# TRY IT
Your copy should match the entries below exactly, apart from the images.

# PROVIDED DATA
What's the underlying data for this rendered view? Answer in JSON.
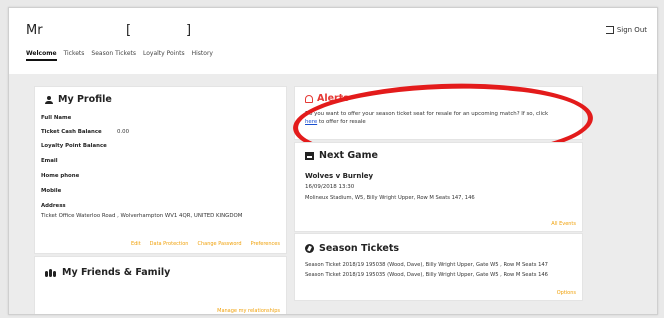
{
  "user": {
    "name": "Mr",
    "bracket_open": "[",
    "bracket_close": "]"
  },
  "header": {
    "sign_out": "Sign Out"
  },
  "tabs": [
    {
      "label": "Welcome",
      "active": true
    },
    {
      "label": "Tickets",
      "active": false
    },
    {
      "label": "Season Tickets",
      "active": false
    },
    {
      "label": "Loyalty Points",
      "active": false
    },
    {
      "label": "History",
      "active": false
    }
  ],
  "profile": {
    "title": "My Profile",
    "fields": [
      {
        "label": "Full Name",
        "value": ""
      },
      {
        "label": "Ticket Cash Balance",
        "value": "0.00"
      },
      {
        "label": "Loyalty Point Balance",
        "value": ""
      },
      {
        "label": "Email",
        "value": ""
      },
      {
        "label": "Home phone",
        "value": ""
      },
      {
        "label": "Mobile",
        "value": ""
      },
      {
        "label": "Address",
        "value": "Ticket Office Waterloo Road , Wolverhampton WV1 4QR, UNITED KINGDOM"
      }
    ],
    "actions": [
      "Edit",
      "Data Protection",
      "Change Password",
      "Preferences"
    ]
  },
  "friends": {
    "title": "My Friends & Family",
    "link": "Manage my relationships"
  },
  "alerts": {
    "title": "Alerts",
    "text_before": "Do you want to offer your season ticket seat for resale for an upcoming match? If so, click ",
    "link": "here",
    "text_after": " to offer for resale"
  },
  "next_game": {
    "title": "Next Game",
    "match": "Wolves v Burnley",
    "date": "16/09/2018 13:30",
    "venue": "Molineux Stadium, W5, Billy Wright Upper, Row M Seats 147, 146",
    "link": "All Events"
  },
  "season_tickets": {
    "title": "Season Tickets",
    "lines": [
      "Season Ticket 2018/19 195038 (Wood, Dave), Billy Wright Upper, Gate W5 , Row M Seats 147",
      "Season Ticket 2018/19 195035 (Wood, Dave), Billy Wright Upper, Gate W5 , Row M Seats 146"
    ],
    "link": "Options"
  },
  "colors": {
    "accent": "#f0a10a",
    "alert": "#e53935",
    "annotation": "#e31b1b"
  }
}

# RESPONSE
What's the underlying data for this rendered view? Answer in JSON.
{
  "user": {
    "name": "Mr",
    "bracket_open": "[",
    "bracket_close": "]"
  },
  "header": {
    "sign_out": "Sign Out"
  },
  "tabs": [
    {
      "label": "Welcome",
      "active": true
    },
    {
      "label": "Tickets",
      "active": false
    },
    {
      "label": "Season Tickets",
      "active": false
    },
    {
      "label": "Loyalty Points",
      "active": false
    },
    {
      "label": "History",
      "active": false
    }
  ],
  "profile": {
    "title": "My Profile",
    "fields": [
      {
        "label": "Full Name",
        "value": ""
      },
      {
        "label": "Ticket Cash Balance",
        "value": "0.00"
      },
      {
        "label": "Loyalty Point Balance",
        "value": ""
      },
      {
        "label": "Email",
        "value": ""
      },
      {
        "label": "Home phone",
        "value": ""
      },
      {
        "label": "Mobile",
        "value": ""
      },
      {
        "label": "Address",
        "value": "Ticket Office Waterloo Road , Wolverhampton WV1 4QR, UNITED KINGDOM"
      }
    ],
    "actions": [
      "Edit",
      "Data Protection",
      "Change Password",
      "Preferences"
    ]
  },
  "friends": {
    "title": "My Friends & Family",
    "link": "Manage my relationships"
  },
  "alerts": {
    "title": "Alerts",
    "text_before": "Do you want to offer your season ticket seat for resale for an upcoming match? If so, click ",
    "link": "here",
    "text_after": " to offer for resale"
  },
  "next_game": {
    "title": "Next Game",
    "match": "Wolves v Burnley",
    "date": "16/09/2018 13:30",
    "venue": "Molineux Stadium, W5, Billy Wright Upper, Row M Seats 147, 146",
    "link": "All Events"
  },
  "season_tickets": {
    "title": "Season Tickets",
    "lines": [
      "Season Ticket 2018/19 195038 (Wood, Dave), Billy Wright Upper, Gate W5 , Row M Seats 147",
      "Season Ticket 2018/19 195035 (Wood, Dave), Billy Wright Upper, Gate W5 , Row M Seats 146"
    ],
    "link": "Options"
  },
  "colors": {
    "accent": "#f0a10a",
    "alert": "#e53935",
    "annotation": "#e31b1b"
  }
}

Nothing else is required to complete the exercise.